For example, in a classroom where students are exposed to both James Baldwin’s “If Beale Street Could Talk” and F. Scott Fitzgerald’s “The Great Gatsby,” they would hypothetically be able to discuss the ways in which both novels expertly dismantle the idea of American meritocracy. More importantly, students could then analyze how each author utilizes rhetorical devices to develop their unique stances on how deeply these injustices penetrate the lives of their characters and if they can be fought against.

Of course, the process of adding more diverse books to required reading lists would inevitably result in some staples of the English curriculum being placed on the chopping block. However, this may be for the best. After all, “The Scarlet Letter” and “Lord of the Flies” don’t have the best track records when it comes to student engagement or relatability.
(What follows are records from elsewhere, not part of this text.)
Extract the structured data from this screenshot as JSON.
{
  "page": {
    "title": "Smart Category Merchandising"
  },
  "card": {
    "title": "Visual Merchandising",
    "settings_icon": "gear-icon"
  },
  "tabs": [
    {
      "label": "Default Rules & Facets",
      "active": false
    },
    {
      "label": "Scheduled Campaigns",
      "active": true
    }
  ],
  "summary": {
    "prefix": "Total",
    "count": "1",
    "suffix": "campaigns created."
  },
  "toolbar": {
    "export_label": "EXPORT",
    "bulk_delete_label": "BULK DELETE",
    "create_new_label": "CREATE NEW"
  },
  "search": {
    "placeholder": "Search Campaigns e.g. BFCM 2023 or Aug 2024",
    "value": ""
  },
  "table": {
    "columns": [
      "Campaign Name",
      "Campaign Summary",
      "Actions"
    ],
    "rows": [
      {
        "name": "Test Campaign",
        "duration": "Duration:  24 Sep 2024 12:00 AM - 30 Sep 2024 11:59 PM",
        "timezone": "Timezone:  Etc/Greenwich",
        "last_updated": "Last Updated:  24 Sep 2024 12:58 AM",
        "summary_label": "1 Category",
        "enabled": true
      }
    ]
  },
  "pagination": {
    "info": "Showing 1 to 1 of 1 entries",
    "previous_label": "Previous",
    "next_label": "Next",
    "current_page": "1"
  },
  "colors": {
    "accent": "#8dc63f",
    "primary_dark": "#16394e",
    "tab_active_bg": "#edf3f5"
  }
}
An effort to diversify reading lists would inspire a serious examination of why some books remain lauded as essential reading despite the fact that even the most dedicated students have trouble connecting with their themes on any meaningful level. Under this rehaul, the so-called classics would have to survive on their merit instead of their reputation. Meanwhile, authors such as Nnedi Okorafor, Octavia Butler and Jhumpa Lahiri could finally be recognized in American classrooms for their contributions to the modern literary landscape.

In addition to enriching the overall quality of a curriculum, numerous studies have found that diversity in English curricula is linked with higher rates of student engagement. A report from the NYC Coalition for Educational Justice even discovered that “for students of color and white students, culturally responsive education decreases dropout rates and suspensions, and increases grade point averages, student participation, self-image, critical thinking skills and graduation rates.”

The simple fact of the matter is that seeing oneself and one’s experiences reflected in a book can make all the difference when it comes to engaging with a text and understanding the author’s purpose. More powerful still, increasing representation within required reading lists can let an individual know that they are a valued member of their school’s community and can alleviate feelings of social isolation.

Who knows? These students may even be inspired to write stories of their own, stories that will allow the next generation to explore thousands of beautiful new worlds.

I’ve always felt that the value of books resides in their power to create fictional worlds that we can step into in order to better understand our own reality. However, if we are consistently limited to the same patch of space in an ever-expanding universe, our sense of ourselves and society is bound to be hollow or ignorant.

It might be difficult to let go of some of the cultural touchstones that have so long been heralded as the peak of literary achievement, but if we truly care about the mental health of students and the quality of their literary education, then there is no doubt that we must continue to diversify required reading lists across the country.